What’s remarkable about all of the powerful stories of forgiveness I can think of, between countries and groups of people AND individuals, is that these are people of faith who talk not about their own ability to forgive, but about the power of God’s forgiveness working through them. Forgiveness isn’t a “to-do” to check off a list partly because it is very, very difficult to do at all on our own. We need God’s help and strength to work through the process of forgiveness. By remembering that God first has forgiven us with a generosity and a mercy even more vast than that king for his slave in Jesus’ parable, then we are able to move forward to strive to be generous and merciful with others.
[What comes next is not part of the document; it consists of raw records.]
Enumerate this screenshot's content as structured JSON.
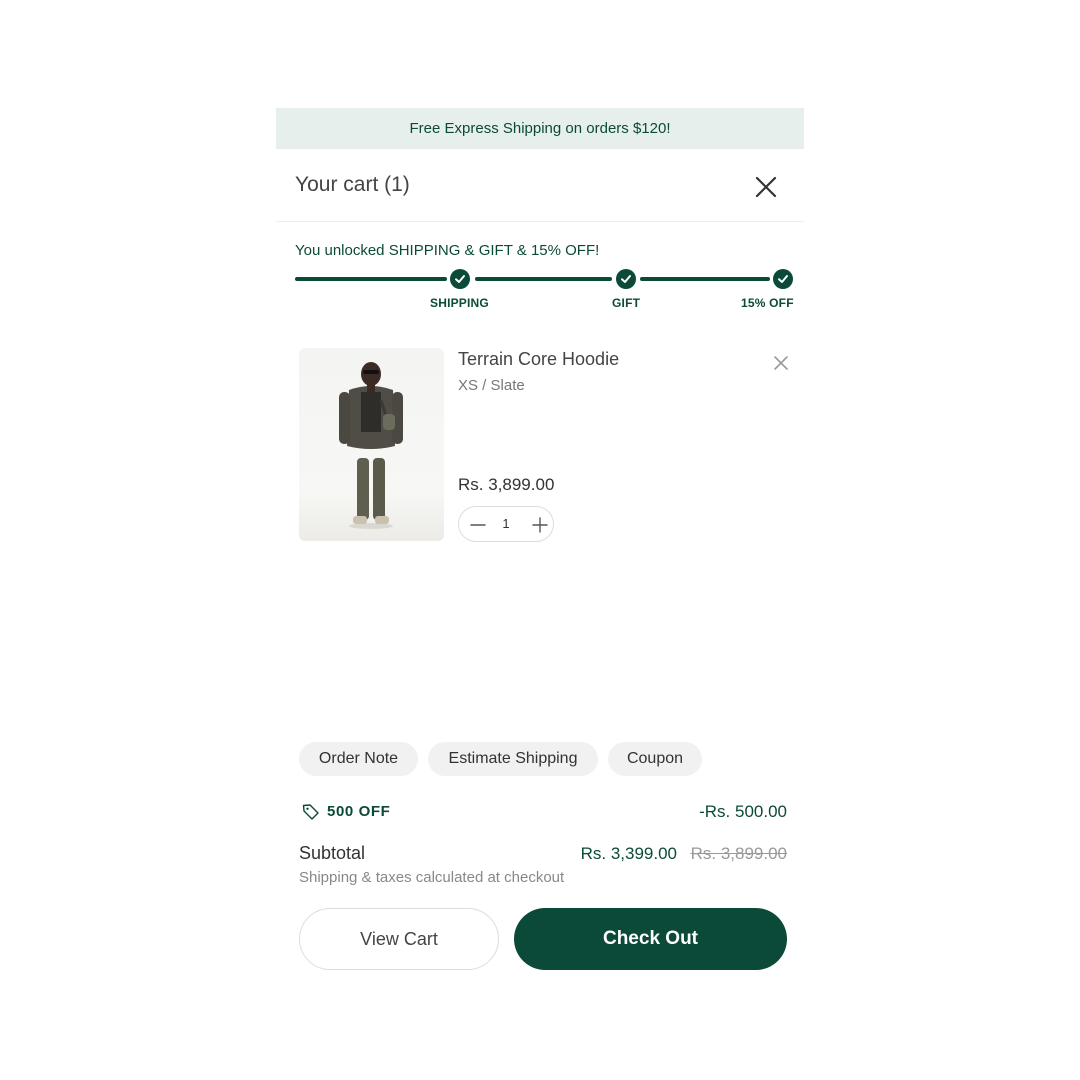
{
  "announcement": "Free Express Shipping on orders $120!",
  "cart": {
    "title": "Your cart (1)"
  },
  "rewards": {
    "message": "You unlocked SHIPPING & GIFT & 15% OFF!",
    "progress_percent": 100,
    "milestones": [
      {
        "label": "SHIPPING",
        "unlocked": true
      },
      {
        "label": "GIFT",
        "unlocked": true
      },
      {
        "label": "15% OFF",
        "unlocked": true
      }
    ]
  },
  "item": {
    "name": "Terrain Core Hoodie",
    "variant": "XS / Slate",
    "price": "Rs. 3,899.00",
    "quantity": "1"
  },
  "actions": {
    "chips": [
      "Order Note",
      "Estimate Shipping",
      "Coupon"
    ]
  },
  "discount": {
    "label": "500 OFF",
    "amount": "-Rs. 500.00"
  },
  "subtotal": {
    "label": "Subtotal",
    "new_price": "Rs. 3,399.00",
    "old_price": "Rs. 3,899.00",
    "note": "Shipping & taxes calculated at checkout"
  },
  "buttons": {
    "view_cart": "View Cart",
    "checkout": "Check Out"
  },
  "colors": {
    "accent": "#0b4a39",
    "banner_bg": "#e6efeb"
  }
}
For people who are on the fence about whether God exists, I would point to these powerful stories of forgiveness. Only God, a power outside ourselves who can be more gracious than any human being, can work forgiveness in what seems unforgivable situations. By telling our stories of how we’ve experienced forgiveness, we are witnesses to our faith in Christ. By our extending forgiveness even when it is incredibly hard, we are witnesses to Christ’s forgiveness of us. And by receiving forgiveness from others, we point others to Christ. There comes a time when we put the lists down and open ourselves up to God’s love, which cannot be contained, measured, or counted. And thanks be to God, through Christ’s death and resurrection we know that we all count to God. Amen.